The arcade was cheap and fun, so we goofed off, watching penny movies for a dime, ate popcorn, played pinball and foosball, sat on railings and flirted, pushed each other and jumped into the dirty grey-blue bay. Sometimes a bunch of kids walked the tracks back to Lindy’s house for a swim in her pool.
Lindy was changing into a woman when I still felt like a kid. Her high cheekbones and beautiful face with gorgeous jade green eyes really stood out because she outlined the top and underneath in black liquid eyeliner from a tiny bottle, spent hours running lines under her eyes with that little brush, using spit if there was no water, added multiple coats of black mascara. Caterpillar eyelashes made her look like Elizabeth Taylor in Cleopatra. Even with braces on her teeth, Lindy looked like a glamorous movie star.
I copied Lindy, even though eyeliner looked bad on me, I lined my eyes for years. Lindy constantly applied lip gloss, compulsively filed her nails and changed polish several times a day. Lindy completely closed one eyelid at a time, keeping the other one looking straight ahead, like one of my dolls. Creepy, robot-like. Nobody else could do it.
We both suffered to be perfect like Seventeen magazine, but we stumbled. Lindy operated at crisis pitch, obsessing about not looking like the model Twiggy. She had a totally different type of body.
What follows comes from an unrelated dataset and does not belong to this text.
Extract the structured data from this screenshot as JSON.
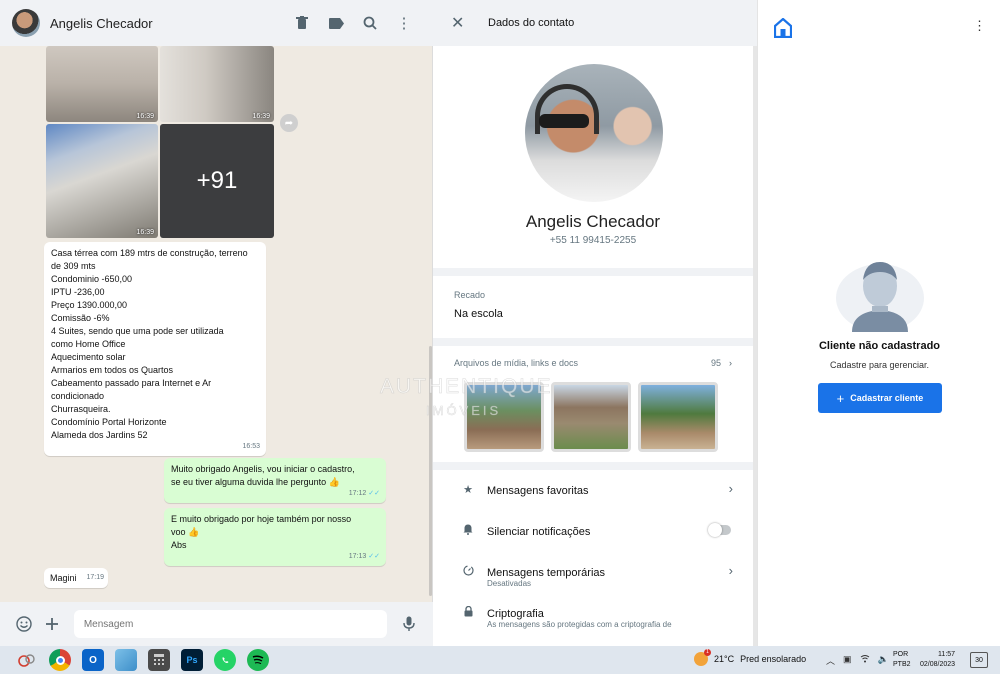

Lindy moved rhythmically like a dancer, her bones understood rock and roll rhythm and she made contortionist moves, evenly sliding her head from side to side like a snake, slender, graceful hands undulating in an easy groove, like an Egyptian dancer, double-joint locking her knees so far back they looked backwards, like they hurt.
“I’m ugly. I hate my life!”
“What are you talking about? Look at your amazing eyes! You go to modeling school!.”
“I look fat.”
She was in junior high, enrolled in San Francisco’s Robert Powers Modeling School, and no matter how I tried to convince her, Lindy felt like scum and her neediness showed. She craved a boyfriend to define herself, but her moody intense nature was intense scared most boys.
“You’ve already had more boyfriends than me,” I became sick of this conversation. Yeah, yeah, I needed a boyfriend too, so I wouldn’t stick out more than I already did.
I hated my chunky body, too, and was checking out tall boys, but they didn’t define me. The only boy in school who didn’t hit me below the shoulder when we danced became my first kiss.
John was a black eyed Tahitian with quiet ways, and he said less than fifteen words to me at my first boy-girl surfer party. Everyone wore red or blue striped surfer shirts, ‘jammer shorts’ or tightly pegged bluejeans. We listened to the Beach Boys’ “Surfer Girl” on a real jukebox.
John and I sat beside each other underneath the pool table, and his sweaty hand limply held mine. What a stupid geek I was, when John leaned over and pressed pursed his lips against mine. Nada. It felt like kissing a doorknob, flat and hard. I don’t remember the rest of the party. My first kiss. Woo hoo.
Hilarious – I remember so much of the same stuff….the fashions, trying to copy the models in Seventeen. I was a few years older, but in Omaha at a Catholic girls’ school until I was sixteen and then in a all girls’ boarding school for the last two years. Even though it was near NYC we had to study a lot and didn’t see boys without being supervised. I didn’t have any brothers either, so was clueless about how to get a boyfriend, but obsessed by the idea too.